Kids will always be kids. No matter how many times you tell them not to play with your woodworking tools, their curiosity will find its way to your toolbox. And so, faster than you can say HOUSEHOLD INJURY, you will find yourself driving like a maniac for the nearest emergency unit.
As much as we want to keep our houses hazard-free for our families, we just can’t keep scenarios such as the one above from happening. Nonetheless, safety has always been a top issue, and it is our mandated responsibility to keep everything around the house checked for possible lapses.
And although some situations fall beyond our control, we still need to handle these emergencies properly.
Here are some of the most common injuries for us to deal with, along with valuable tips for doing a good job as a “first responder” around the house.
Chipped tooth or broken wire
If your child is wearing braces, a great deal of care has to be practiced in order to prevent injuries or other dental accidents from happening. Fortunately, there are a lot of options to consider when it comes to handling a chipped tooth or an orthodontic issue. In cases where you or your child need immediate and less costly solutions, you can get dental care when you’re not insured. Direct payment services are ideal for fixing minor injuries and other activities that don’t require extensive assistance.
Your child may be active around the house, and it’s totally fine.

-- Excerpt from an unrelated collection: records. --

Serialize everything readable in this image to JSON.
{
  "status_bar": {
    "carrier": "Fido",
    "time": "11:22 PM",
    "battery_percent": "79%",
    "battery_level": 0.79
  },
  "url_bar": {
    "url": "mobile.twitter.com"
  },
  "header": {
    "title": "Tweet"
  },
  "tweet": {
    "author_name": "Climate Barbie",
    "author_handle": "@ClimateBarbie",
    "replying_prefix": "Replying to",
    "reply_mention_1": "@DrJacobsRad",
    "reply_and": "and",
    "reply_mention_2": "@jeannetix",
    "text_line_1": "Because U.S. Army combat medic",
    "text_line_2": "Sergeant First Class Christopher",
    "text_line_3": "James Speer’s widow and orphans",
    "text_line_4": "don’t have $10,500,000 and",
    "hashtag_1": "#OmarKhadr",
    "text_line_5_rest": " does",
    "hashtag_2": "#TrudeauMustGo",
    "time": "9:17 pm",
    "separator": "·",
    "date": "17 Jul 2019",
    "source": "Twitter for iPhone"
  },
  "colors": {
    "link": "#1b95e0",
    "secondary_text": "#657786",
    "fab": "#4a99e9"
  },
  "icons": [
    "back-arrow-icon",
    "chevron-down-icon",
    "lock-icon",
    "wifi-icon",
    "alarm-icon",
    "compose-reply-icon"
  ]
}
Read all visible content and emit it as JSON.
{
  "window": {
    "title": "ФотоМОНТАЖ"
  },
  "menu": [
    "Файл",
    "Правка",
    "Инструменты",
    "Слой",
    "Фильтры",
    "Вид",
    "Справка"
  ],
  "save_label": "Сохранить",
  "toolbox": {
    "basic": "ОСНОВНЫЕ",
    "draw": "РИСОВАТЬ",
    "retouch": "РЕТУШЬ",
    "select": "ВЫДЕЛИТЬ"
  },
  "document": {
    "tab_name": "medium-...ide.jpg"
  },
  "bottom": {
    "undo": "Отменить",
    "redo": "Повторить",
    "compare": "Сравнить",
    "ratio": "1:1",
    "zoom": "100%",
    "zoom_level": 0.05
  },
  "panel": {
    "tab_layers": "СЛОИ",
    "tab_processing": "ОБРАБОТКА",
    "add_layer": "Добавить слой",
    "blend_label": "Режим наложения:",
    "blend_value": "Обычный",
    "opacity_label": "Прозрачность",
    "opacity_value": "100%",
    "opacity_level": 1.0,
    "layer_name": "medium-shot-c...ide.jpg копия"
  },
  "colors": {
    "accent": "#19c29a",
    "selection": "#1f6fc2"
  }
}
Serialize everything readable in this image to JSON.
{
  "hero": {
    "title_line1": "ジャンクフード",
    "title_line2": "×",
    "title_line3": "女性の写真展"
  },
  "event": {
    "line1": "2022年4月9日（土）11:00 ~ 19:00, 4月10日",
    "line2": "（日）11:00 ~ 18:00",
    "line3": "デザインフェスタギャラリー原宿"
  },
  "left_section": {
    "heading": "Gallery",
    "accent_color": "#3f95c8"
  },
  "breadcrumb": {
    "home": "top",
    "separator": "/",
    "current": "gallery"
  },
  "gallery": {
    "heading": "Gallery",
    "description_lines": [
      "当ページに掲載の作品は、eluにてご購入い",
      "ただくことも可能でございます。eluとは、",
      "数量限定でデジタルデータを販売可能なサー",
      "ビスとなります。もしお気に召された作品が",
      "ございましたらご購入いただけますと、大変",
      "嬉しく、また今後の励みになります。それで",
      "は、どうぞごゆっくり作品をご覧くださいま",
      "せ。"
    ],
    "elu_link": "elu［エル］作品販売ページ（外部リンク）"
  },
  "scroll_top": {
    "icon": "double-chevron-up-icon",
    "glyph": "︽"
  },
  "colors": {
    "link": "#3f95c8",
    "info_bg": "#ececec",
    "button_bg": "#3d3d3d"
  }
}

However, too much fun can lead to crying and a dislocated joint. In such a case, the best way to deal with the problem is to fix it yourself, right? Well, you can either be successful, or make the situation more serious than it already is. The safest option, still, is to bring your child to the hospital and have an actual practitioner handle the issue. Just remember to apply pressure using an ice pack and protect the area of dislocation from anything that could disturb it.
When your child is having an allergic reaction, providing immediate and substantial care is important. Especially if your child shows signs of the severe symptoms of an allergy — such as the swelling of the face and vomiting — you need to take him or her to the nearest hospital. Prior to that, you should be able to give your child a shot of injectable epinephrine to stymie the more painful symptoms.
The kitchen isn’t a playground, but kids will often find themselves wandering around to explore the things that would pique their interest. Apparently, a hot oven is not a thing that’s intended to be touched. First- and second-degree burns are just one of the most common household injuries, so it’s important for a parent to learn how best to approach such an issue. If it’s a first-degree or a second-degree burn, you will need to soothe the affected area with water. Avoid applying lotions or ointments or butter! You can then cover the area with a clean cloth and bring your child to a medical specialist if the case seems too serious.